BEGIN

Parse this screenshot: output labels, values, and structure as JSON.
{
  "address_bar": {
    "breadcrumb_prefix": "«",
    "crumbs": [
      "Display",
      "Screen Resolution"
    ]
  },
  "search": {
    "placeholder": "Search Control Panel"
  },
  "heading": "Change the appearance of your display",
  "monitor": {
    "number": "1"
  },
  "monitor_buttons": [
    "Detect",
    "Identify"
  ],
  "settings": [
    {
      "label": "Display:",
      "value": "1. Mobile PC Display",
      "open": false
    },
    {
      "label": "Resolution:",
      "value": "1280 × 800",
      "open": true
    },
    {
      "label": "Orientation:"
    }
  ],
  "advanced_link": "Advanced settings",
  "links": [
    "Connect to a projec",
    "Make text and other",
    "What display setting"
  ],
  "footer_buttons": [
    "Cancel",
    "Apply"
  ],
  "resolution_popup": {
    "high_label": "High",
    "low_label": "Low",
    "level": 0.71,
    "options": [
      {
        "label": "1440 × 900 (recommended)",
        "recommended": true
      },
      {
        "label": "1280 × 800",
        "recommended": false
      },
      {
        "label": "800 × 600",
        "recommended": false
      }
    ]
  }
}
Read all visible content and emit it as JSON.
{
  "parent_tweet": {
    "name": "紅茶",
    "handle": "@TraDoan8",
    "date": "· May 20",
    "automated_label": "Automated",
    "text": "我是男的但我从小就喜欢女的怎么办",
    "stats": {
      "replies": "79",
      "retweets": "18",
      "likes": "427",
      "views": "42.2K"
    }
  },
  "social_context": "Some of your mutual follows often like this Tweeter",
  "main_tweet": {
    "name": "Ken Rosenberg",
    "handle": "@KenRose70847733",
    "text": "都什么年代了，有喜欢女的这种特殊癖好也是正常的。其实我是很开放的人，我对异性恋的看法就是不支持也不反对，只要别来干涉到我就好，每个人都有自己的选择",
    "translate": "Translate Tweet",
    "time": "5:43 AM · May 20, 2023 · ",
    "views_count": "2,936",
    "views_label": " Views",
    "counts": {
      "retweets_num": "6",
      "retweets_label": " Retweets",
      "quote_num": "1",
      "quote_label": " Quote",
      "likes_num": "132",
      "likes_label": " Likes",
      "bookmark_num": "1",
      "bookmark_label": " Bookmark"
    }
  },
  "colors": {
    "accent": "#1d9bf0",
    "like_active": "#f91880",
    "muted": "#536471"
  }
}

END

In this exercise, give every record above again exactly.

- [Response to this exercise]:
Parse this screenshot: output labels, values, and structure as JSON.
{
  "address_bar": {
    "breadcrumb_prefix": "«",
    "crumbs": [
      "Display",
      "Screen Resolution"
    ]
  },
  "search": {
    "placeholder": "Search Control Panel"
  },
  "heading": "Change the appearance of your display",
  "monitor": {
    "number": "1"
  },
  "monitor_buttons": [
    "Detect",
    "Identify"
  ],
  "settings": [
    {
      "label": "Display:",
      "value": "1. Mobile PC Display",
      "open": false
    },
    {
      "label": "Resolution:",
      "value": "1280 × 800",
      "open": true
    },
    {
      "label": "Orientation:"
    }
  ],
  "advanced_link": "Advanced settings",
  "links": [
    "Connect to a projec",
    "Make text and other",
    "What display setting"
  ],
  "footer_buttons": [
    "Cancel",
    "Apply"
  ],
  "resolution_popup": {
    "high_label": "High",
    "low_label": "Low",
    "level": 0.71,
    "options": [
      {
        "label": "1440 × 900 (recommended)",
        "recommended": true
      },
      {
        "label": "1280 × 800",
        "recommended": false
      },
      {
        "label": "800 × 600",
        "recommended": false
      }
    ]
  }
}
Read all visible content and emit it as JSON.
{
  "parent_tweet": {
    "name": "紅茶",
    "handle": "@TraDoan8",
    "date": "· May 20",
    "automated_label": "Automated",
    "text": "我是男的但我从小就喜欢女的怎么办",
    "stats": {
      "replies": "79",
      "retweets": "18",
      "likes": "427",
      "views": "42.2K"
    }
  },
  "social_context": "Some of your mutual follows often like this Tweeter",
  "main_tweet": {
    "name": "Ken Rosenberg",
    "handle": "@KenRose70847733",
    "text": "都什么年代了，有喜欢女的这种特殊癖好也是正常的。其实我是很开放的人，我对异性恋的看法就是不支持也不反对，只要别来干涉到我就好，每个人都有自己的选择",
    "translate": "Translate Tweet",
    "time": "5:43 AM · May 20, 2023 · ",
    "views_count": "2,936",
    "views_label": " Views",
    "counts": {
      "retweets_num": "6",
      "retweets_label": " Retweets",
      "quote_num": "1",
      "quote_label": " Quote",
      "likes_num": "132",
      "likes_label": " Likes",
      "bookmark_num": "1",
      "bookmark_label": " Bookmark"
    }
  },
  "colors": {
    "accent": "#1d9bf0",
    "like_active": "#f91880",
    "muted": "#536471"
  }
}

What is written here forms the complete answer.